When I recently asked a teacher if her students read very much, she asked if I could explain what I meant. Hmmm. I felt like it was a fairly straightforward question. So, I proceeded to repeat my words.
She later explained the reason she asked her question is that most of her students actually read quite a bit. They read posts on social media platforms, they read text messages, they read headlines from Buzzfeed. In terms of volume, today’s teenager reads a lot. If we are asking, however, if kids today read deeply for long periods of time—the answer may be quite different.
Many teachers and parents tell me today:
- I can’t get my son to sit still to read a book together.
- My daughter won’t pay attention to a program long enough to follow the plot.
- My young athletes get distracted when I explain our strategy on the sideline.
The issue here is not intelligence. It is attention span.
According to Merriam-Webster’s dictionary, an “attention span” is the “the length of time during which one is able to concentrate or remain interested.”
What’s Trending in Kids
You’ve probably read the humorous comparison between a teenager today and a goldfish. An adolescent has an attention span one second shorter than the fish. So, good luck with your classroom. Or your lecture at home. The attention span of a teen in the year 2000 was 12 seconds. (This means they can pay attention to something for 12 seconds until they’re diverted by something else more intriguing). Attention spans need to be defined, however, by two common scenarios kids experience:
Transient attention is a short-term response to a stimulus that temporarily attracts/distracts attention. Researchers disagree on the exact amount of human transient attention span. Kids pay attention to many items during their day.
Selective sustained attention, also known as focused attention, is the level of attention that produces the consistent results on a task over time. Estimates of the attention span of healthy teenagers and adults can range from 10 to 20 minutes; however, there isn’t exact evidence for this estimate. People can choose repeatedly to re-focus on the same thing. This ability to renew attention permits people to ‘pay attention’ to things that last for more than a few minutes, such as lengthy films.
How Do We Increase Attention Spans?
Pause and consider: attention spans for teens today are 8 seconds—but they binge watch “Game of Thrones” on HBO for hours. It’s not that they can’t pay attention. So what do we learn from this? Our young can, indeed, pay attention to anything they deem captivating. Anything enthralling. The secret is: intrigue.
So, let’s consider “Game of Thrones” or any other interesting television series or movie. What do they contain that parents, teachers and coaches often don’t? Here are five elements in great shows or stories that we do well to apply as we communicate:
1. Problem and Conflict
Every great show or movie contains a significant conflict with high stakes. Even when viewers know it is a fantasy, our minds are enraptured by the great problem that needs to be solved. Teachers can leverage this in our classrooms.

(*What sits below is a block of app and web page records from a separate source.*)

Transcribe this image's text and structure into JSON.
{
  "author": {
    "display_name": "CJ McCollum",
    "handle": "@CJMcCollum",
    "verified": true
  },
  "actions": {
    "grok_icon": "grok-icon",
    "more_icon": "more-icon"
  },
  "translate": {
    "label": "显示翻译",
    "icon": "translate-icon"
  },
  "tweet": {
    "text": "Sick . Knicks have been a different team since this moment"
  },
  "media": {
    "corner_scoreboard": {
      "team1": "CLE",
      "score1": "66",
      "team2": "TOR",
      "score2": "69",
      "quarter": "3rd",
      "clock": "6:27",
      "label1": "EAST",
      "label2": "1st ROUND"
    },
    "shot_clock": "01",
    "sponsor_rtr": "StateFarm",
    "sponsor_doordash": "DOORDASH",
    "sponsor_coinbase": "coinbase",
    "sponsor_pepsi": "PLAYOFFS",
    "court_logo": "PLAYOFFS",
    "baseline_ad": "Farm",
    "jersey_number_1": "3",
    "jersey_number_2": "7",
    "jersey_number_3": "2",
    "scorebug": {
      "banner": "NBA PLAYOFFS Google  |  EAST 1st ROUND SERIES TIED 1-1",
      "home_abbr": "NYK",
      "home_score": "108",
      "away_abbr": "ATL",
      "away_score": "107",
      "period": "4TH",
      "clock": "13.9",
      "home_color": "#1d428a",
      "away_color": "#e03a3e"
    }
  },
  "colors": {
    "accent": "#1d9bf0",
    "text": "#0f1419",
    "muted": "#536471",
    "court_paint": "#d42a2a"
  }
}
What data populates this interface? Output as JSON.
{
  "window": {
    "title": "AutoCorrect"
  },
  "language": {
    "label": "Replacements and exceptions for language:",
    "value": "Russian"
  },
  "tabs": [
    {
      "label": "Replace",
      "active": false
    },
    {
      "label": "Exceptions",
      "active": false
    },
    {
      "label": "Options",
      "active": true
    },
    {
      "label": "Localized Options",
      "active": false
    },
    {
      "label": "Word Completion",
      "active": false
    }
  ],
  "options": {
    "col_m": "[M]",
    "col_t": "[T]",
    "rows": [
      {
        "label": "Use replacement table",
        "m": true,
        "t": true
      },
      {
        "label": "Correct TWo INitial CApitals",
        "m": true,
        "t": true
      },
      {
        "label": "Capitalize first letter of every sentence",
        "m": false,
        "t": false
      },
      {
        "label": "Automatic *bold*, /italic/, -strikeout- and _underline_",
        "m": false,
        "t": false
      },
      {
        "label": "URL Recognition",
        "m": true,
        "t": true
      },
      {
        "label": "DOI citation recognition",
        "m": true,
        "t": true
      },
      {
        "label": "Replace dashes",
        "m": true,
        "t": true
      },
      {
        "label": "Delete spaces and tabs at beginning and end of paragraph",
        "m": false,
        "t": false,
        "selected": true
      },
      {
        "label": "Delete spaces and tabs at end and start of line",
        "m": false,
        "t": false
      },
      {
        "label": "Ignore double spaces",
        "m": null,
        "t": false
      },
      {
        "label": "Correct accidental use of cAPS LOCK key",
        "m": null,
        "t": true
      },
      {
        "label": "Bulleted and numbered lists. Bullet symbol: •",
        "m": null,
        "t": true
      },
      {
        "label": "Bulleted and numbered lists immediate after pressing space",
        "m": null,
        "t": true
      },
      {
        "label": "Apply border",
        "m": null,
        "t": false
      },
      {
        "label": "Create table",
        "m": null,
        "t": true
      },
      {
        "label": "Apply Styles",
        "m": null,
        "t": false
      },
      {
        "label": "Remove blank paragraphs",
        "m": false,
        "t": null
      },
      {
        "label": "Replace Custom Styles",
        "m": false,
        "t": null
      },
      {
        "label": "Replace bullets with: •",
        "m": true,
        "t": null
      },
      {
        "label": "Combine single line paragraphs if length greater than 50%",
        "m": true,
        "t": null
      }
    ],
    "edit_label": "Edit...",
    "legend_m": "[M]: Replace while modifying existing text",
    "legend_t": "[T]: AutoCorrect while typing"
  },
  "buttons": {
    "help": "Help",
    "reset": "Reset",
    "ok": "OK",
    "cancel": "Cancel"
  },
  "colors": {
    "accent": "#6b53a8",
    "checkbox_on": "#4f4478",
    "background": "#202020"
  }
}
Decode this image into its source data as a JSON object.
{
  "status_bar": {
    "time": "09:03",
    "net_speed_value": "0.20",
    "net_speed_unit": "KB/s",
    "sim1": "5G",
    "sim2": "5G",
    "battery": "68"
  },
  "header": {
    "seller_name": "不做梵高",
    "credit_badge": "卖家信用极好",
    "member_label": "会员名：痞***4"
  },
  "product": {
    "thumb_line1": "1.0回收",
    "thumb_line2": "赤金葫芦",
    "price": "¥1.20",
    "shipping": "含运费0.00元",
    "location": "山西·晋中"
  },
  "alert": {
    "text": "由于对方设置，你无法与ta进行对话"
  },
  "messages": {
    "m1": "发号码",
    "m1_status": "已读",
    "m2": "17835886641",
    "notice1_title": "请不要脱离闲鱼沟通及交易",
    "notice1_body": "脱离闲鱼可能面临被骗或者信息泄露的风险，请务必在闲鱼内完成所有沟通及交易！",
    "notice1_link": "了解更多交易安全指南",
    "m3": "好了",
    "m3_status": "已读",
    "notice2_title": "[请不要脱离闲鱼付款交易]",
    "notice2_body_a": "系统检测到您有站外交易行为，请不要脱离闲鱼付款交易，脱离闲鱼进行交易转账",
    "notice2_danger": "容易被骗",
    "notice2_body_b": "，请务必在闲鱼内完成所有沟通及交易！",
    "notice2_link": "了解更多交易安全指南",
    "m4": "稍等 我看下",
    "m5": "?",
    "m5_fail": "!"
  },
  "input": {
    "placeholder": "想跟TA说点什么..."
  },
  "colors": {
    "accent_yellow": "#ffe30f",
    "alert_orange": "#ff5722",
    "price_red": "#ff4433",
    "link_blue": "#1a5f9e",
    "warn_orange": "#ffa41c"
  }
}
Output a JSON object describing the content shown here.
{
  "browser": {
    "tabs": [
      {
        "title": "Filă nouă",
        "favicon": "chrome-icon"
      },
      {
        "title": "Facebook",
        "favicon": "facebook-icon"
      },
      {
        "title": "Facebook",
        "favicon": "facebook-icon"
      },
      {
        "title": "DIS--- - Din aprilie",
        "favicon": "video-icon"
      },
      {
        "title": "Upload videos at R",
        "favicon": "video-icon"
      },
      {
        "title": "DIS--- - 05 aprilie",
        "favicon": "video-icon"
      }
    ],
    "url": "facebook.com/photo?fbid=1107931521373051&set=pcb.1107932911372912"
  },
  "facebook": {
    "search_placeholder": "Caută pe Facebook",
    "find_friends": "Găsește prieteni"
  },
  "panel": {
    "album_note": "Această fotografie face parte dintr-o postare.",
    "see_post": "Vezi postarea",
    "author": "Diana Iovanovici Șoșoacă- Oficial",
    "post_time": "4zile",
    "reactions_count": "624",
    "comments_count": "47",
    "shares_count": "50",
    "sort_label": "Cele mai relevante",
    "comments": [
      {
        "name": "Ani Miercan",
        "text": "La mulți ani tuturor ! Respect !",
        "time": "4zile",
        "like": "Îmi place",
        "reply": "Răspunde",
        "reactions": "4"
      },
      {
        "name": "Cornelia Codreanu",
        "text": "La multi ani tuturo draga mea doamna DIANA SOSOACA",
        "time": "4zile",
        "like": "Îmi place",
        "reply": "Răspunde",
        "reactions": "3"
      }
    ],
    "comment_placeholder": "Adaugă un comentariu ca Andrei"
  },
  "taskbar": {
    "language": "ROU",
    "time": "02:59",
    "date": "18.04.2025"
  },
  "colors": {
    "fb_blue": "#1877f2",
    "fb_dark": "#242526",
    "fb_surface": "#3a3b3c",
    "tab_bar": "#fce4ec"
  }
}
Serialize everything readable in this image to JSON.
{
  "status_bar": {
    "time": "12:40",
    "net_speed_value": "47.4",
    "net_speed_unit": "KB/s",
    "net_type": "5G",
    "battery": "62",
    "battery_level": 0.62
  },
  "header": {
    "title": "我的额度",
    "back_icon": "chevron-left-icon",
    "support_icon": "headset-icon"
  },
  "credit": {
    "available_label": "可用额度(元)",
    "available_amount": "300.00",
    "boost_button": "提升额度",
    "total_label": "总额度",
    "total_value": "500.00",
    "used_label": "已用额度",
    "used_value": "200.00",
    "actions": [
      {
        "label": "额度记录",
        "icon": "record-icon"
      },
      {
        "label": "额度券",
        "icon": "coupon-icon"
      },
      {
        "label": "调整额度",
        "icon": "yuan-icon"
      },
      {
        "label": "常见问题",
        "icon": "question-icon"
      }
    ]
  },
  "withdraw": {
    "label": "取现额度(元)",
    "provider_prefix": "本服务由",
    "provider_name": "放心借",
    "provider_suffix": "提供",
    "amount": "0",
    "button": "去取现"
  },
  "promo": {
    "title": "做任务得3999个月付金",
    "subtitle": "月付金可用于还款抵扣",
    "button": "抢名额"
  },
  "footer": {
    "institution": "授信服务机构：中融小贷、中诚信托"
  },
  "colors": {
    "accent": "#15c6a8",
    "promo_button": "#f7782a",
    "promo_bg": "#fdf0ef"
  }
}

We must invite conflict in and then invite students to resolve it. What if a civics teacher interviewed a victim of theft before talking about crime in the city?
2. Unique and Interesting Situations
Just like Game of Thrones, what if we exposed students to unique contexts that introduce them to an entirely new world they’re not accustomed to seeing? How can a field trip or a video or some images introduce them to fresh ideas? Observing or experiencing something different can be absorbing.
3. Story and Imagery
One of the quickest ways to capture and hold the attention of a student is to introduce images and stories from real life. This captivates the right hemisphere of their brain not just the left. And because pictures are worth a thousand words, they engage more quickly.
4. People They Care About (Relationships)
I find it hilarious to read some of the comments about the characters that appear in current television shows. People talk about them as if they’re real. Why? Because those viewers have begun to care about those characters. They have observed an arch to their story and now they desire a certain future. This should be relatively easy for us to do in our communication.
5. Progress and Resolution
Finally, most humans long for a resolution to come to the conflict they’ve witnessed. We stay with a story or a classroom for that matter when we see progress being made toward an answer. This is learned industriousness. If we see no progress, we become tired and quit. When we see progress we stick.
Let’s make our communication more like a great story, full of imagery. We may just collect an audience of young listeners who stay with us.
Order Now: Marching Off the Map
Inspire Students to Navigate a Brand New World
Leading today’s students often feels like being in a new country with old maps that don’t work. Understanding and connecting with the generation in this land is often times frustrating and draining. We need new strategies on how to march off our old maps and create new ones.
From decades of research and hands-on experience, Dr. Tim Elmore and Andrew McPeak collate their conclusions into one resource that helps adults:
- Inspire students to own their education and their future
- Lead students from an attitude of apathy to one of passion through metacognition
- Enable students to push back from the constant digital distractions and practice mindfulness
- Raise kids who make healthy progress, both emotionally and mentally, through their teenage years
- Give students the tools to handle the complexities of an ever-changing world
- Understand and practically apply the latest research on Generation Z